The blackout has made us very conscious of the light of the night sky. On clear moonless nights, the light coming from the sky is quite sufficient to enable us to see the outline of such things as trees, houses, etc., or even of the mountains miles away. On cloudy nights, on the other hand, the limit of visibility is practically reduced to zero.

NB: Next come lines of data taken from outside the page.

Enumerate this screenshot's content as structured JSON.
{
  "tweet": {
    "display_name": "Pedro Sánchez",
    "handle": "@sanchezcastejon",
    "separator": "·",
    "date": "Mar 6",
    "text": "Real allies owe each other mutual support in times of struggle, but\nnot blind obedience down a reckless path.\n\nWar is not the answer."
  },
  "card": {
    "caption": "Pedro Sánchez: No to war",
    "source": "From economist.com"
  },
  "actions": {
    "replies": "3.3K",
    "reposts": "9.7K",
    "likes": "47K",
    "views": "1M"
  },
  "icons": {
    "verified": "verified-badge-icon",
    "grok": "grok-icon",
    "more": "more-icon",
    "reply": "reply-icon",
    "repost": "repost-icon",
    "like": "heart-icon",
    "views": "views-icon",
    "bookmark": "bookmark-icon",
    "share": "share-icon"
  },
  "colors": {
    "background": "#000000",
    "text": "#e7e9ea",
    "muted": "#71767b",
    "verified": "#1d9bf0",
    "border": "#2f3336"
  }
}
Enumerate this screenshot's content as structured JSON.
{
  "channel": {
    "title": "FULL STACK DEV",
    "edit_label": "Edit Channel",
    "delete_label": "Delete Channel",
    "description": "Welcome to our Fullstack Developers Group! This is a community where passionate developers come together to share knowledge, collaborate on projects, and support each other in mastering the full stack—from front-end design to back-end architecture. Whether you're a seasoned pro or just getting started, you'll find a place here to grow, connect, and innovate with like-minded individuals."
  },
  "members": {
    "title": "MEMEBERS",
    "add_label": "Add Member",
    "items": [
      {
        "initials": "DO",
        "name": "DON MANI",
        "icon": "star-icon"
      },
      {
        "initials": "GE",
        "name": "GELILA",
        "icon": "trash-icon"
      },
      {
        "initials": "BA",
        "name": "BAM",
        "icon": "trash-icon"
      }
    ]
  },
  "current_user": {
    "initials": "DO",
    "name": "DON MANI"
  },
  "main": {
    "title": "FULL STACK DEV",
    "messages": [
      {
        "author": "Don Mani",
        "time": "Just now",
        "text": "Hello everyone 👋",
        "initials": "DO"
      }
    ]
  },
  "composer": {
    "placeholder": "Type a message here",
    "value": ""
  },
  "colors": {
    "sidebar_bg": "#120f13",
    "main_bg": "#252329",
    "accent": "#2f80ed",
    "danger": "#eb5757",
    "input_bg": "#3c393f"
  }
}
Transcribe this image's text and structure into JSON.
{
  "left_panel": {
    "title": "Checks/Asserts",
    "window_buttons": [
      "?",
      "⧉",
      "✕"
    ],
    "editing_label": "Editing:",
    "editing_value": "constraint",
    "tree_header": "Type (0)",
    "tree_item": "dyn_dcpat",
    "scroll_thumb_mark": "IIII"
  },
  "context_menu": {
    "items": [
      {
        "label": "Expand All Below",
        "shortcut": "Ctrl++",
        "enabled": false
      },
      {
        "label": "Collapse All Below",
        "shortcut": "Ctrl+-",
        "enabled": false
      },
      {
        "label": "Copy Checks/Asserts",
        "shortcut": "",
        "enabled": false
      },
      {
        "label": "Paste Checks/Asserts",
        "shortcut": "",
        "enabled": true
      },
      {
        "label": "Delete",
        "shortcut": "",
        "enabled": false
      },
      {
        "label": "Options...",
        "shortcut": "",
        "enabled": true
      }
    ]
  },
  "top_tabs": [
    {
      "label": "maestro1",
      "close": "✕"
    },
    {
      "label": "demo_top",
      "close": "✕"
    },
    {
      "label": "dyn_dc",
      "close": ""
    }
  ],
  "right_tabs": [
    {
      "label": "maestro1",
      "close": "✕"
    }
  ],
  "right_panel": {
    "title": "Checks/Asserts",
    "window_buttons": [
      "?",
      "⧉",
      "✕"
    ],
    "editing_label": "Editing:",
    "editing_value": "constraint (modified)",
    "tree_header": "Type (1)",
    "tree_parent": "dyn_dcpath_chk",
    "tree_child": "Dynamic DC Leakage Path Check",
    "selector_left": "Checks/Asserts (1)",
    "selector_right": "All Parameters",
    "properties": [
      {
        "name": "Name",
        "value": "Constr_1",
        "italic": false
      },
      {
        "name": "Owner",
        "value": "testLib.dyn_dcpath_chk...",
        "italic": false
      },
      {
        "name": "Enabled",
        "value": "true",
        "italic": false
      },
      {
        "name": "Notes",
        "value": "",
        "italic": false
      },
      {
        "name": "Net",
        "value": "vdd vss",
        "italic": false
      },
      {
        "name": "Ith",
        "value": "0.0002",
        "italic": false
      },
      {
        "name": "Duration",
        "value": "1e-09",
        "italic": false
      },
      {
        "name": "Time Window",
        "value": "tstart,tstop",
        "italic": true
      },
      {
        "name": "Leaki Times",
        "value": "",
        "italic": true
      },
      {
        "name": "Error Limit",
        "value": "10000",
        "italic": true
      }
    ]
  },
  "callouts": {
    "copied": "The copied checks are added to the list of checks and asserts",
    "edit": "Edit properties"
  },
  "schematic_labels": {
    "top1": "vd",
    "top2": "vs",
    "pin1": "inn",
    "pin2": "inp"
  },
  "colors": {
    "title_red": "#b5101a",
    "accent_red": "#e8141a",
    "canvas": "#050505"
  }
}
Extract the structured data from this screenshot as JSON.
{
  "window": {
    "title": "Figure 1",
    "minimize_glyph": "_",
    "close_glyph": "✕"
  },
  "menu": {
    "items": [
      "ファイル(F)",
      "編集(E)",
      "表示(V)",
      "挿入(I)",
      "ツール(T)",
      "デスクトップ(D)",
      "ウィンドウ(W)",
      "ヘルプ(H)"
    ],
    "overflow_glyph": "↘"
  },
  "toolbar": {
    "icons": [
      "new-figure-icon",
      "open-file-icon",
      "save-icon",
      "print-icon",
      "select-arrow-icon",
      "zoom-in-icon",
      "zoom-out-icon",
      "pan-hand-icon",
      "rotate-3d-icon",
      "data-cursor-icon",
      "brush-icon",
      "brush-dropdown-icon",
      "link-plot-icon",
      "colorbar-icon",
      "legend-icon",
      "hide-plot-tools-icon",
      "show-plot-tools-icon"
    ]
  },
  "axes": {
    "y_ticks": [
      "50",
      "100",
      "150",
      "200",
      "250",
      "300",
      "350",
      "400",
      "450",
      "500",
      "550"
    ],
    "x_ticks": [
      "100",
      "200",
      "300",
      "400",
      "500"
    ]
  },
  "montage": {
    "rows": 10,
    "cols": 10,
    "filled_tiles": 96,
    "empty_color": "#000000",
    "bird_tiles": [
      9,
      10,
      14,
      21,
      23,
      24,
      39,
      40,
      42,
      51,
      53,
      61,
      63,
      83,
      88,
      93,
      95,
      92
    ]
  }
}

Before leaving 1943 we should remember Copernicus, for the thoughts of astronomers all over the world have been, with him this year. He died in 1543, 400 years ago, and on his death bed a printed copy of his great book was handed to him. This book contained his thoughts and reasonings on the ""heavens and the earth"" and as they were such as to overturn the ideas of the men of science and ecclesiastics of his time, he had not dared to publish it before.